This post is part of our Weekly Tips series.
A few tips ago, I mentioned that I’ve always said the best litmus test for the true effectiveness of any sales training—or sales methodology or process or whatever—is to imagine your clients being privy to everything that’s communicated. E-v-e-r-y-t-h-i-n-g. Try this simple test to see how you fare.
Consider your sales training materials and programs. What if you were sitting in a classroom and you turned around to find five of your best clients listening from the back of the room? Would this be a banner day or a bad day? So much of what’s taught in conventional sales training is trust-neutralizing, if not downright trust-degrading. You may not realize to what extent your curriculum objectifies clients, and/or teaches you how to manipulate them (even if it’s “benevolently”), until you examine the content from their point of view.
Consider the decks you use at internal meetings. Specifically, take a peek at what you document in terms of accomplishments and goals. How would it feel for you if some or all of the slides landed in a client’s inbox? How would it feel for them? I still recall a slide belonging to one global client that defined their primary annual goal as dominating the market, with a secondary goal of providing exemplary client service. I suggested they switch the order to pass the trust-building test.
Consider the everyday language you use internally. Do you routinely talk about “suspects” and “targets” (as in, “She’s a target”)? Do you coach each other on how to “get so-and-so to sign on the dotted line?” Ask yourself whether you would like to be spoken about in these ways. So many well-intended sales professionals (along with professionals who simply think they should be more sales savvy) use language every day that hurts the very relationships they are trying to build. Language matters—even if we only use it internally—because the words we choose both reflect and shape the way we think about things, including how we think about the very people we’re trying so mightily to serve.
Be a hard grader on your team and your organization. How much of what you find is cringe-worthy, a source of pride, or somewhere in between? If trust-building is your aim, then do what needs to be done to pass the litmus test.
This week, gather some samples of the items listed above and do a little hard-grading. What do you discover?
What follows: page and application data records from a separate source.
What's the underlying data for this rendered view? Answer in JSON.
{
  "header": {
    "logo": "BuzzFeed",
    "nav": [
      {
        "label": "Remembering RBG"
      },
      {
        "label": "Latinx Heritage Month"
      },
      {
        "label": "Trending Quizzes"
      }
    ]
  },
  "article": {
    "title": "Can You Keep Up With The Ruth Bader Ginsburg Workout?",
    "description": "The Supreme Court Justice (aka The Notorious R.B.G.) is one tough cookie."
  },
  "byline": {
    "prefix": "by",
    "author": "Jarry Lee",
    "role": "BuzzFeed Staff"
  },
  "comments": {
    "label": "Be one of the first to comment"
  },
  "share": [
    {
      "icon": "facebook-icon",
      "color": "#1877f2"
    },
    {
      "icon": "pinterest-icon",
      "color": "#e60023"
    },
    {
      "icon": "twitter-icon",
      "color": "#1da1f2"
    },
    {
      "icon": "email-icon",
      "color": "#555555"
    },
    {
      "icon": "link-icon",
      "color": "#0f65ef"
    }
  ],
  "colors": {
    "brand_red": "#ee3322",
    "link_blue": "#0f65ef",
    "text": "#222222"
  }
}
Read about fundamental shifts in mindsets and belief systems, from our friends at Trusted Advisor Associates, or brush up on how the four trust principles apply to marketing and business development in Chapter 11 of The Trusted Advisor Fieldbook.